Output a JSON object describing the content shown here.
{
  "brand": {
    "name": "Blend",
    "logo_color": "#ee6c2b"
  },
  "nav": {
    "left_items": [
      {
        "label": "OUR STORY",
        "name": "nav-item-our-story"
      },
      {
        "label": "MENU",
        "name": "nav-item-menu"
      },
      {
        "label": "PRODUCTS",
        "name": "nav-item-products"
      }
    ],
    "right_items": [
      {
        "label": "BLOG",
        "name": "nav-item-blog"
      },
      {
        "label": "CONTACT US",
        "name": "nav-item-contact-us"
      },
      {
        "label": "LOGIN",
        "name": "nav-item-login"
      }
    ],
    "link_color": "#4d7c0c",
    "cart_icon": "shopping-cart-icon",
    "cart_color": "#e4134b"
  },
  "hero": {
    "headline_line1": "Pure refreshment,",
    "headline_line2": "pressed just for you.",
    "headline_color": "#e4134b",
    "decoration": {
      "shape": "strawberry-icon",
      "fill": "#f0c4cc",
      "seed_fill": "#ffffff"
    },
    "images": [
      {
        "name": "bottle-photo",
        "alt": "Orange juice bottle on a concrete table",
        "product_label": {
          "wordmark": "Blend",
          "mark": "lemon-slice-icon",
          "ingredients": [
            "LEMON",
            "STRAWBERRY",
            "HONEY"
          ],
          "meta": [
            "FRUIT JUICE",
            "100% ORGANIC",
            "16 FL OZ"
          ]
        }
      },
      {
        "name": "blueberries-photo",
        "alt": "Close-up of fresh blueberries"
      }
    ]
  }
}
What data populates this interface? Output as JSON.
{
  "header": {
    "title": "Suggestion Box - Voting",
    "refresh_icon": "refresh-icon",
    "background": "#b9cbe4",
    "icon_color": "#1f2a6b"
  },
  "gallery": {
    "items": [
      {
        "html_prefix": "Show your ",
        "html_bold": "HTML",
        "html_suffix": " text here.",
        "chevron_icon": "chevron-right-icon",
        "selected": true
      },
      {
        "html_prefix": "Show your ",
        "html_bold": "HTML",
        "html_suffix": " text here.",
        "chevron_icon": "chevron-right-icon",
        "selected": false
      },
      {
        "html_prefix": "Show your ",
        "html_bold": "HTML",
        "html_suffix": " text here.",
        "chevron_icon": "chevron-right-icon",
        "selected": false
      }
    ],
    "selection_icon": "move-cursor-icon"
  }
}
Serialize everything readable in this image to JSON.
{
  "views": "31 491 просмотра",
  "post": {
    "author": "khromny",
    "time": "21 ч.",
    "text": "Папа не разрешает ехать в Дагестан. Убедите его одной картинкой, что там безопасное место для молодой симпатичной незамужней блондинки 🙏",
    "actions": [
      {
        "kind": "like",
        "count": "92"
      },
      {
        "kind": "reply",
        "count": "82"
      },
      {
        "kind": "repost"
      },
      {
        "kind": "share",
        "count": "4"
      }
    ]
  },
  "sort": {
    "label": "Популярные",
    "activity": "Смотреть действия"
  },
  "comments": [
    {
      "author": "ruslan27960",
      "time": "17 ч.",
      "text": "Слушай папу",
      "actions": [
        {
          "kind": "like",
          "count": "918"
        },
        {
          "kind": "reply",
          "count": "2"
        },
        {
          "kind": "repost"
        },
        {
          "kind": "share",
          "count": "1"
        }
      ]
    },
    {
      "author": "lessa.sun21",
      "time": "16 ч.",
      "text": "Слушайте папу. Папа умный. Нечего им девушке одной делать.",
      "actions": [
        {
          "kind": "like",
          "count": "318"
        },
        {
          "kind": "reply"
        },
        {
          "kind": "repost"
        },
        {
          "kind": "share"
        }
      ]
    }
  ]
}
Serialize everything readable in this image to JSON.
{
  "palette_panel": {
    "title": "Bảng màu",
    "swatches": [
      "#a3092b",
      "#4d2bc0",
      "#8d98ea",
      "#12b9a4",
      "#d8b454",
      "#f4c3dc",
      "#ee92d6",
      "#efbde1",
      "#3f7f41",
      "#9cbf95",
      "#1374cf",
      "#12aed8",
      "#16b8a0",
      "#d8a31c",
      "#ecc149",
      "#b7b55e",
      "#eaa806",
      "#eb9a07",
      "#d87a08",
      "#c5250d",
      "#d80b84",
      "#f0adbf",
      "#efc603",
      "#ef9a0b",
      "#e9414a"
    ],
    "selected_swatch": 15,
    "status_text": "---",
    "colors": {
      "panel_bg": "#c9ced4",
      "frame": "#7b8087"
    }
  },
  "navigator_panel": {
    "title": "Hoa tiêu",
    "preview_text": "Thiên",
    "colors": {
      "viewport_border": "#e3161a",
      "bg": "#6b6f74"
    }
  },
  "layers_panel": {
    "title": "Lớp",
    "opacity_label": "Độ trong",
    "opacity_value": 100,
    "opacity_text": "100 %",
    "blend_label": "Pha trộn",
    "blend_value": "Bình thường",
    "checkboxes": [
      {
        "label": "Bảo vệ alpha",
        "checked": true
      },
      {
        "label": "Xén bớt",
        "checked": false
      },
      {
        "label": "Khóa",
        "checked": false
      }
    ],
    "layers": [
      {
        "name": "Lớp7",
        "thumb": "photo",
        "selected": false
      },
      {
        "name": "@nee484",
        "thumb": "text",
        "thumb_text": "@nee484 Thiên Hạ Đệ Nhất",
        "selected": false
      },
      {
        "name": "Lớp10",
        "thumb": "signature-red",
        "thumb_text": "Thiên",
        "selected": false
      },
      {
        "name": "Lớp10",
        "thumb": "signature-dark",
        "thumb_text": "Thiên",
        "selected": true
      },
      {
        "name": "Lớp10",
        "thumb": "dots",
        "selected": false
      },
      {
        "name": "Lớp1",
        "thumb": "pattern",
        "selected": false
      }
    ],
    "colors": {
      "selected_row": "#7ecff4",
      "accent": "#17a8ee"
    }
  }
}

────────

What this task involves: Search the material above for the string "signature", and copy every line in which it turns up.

Output of the task:
        "thumb": "signature-red",
        "thumb": "signature-dark",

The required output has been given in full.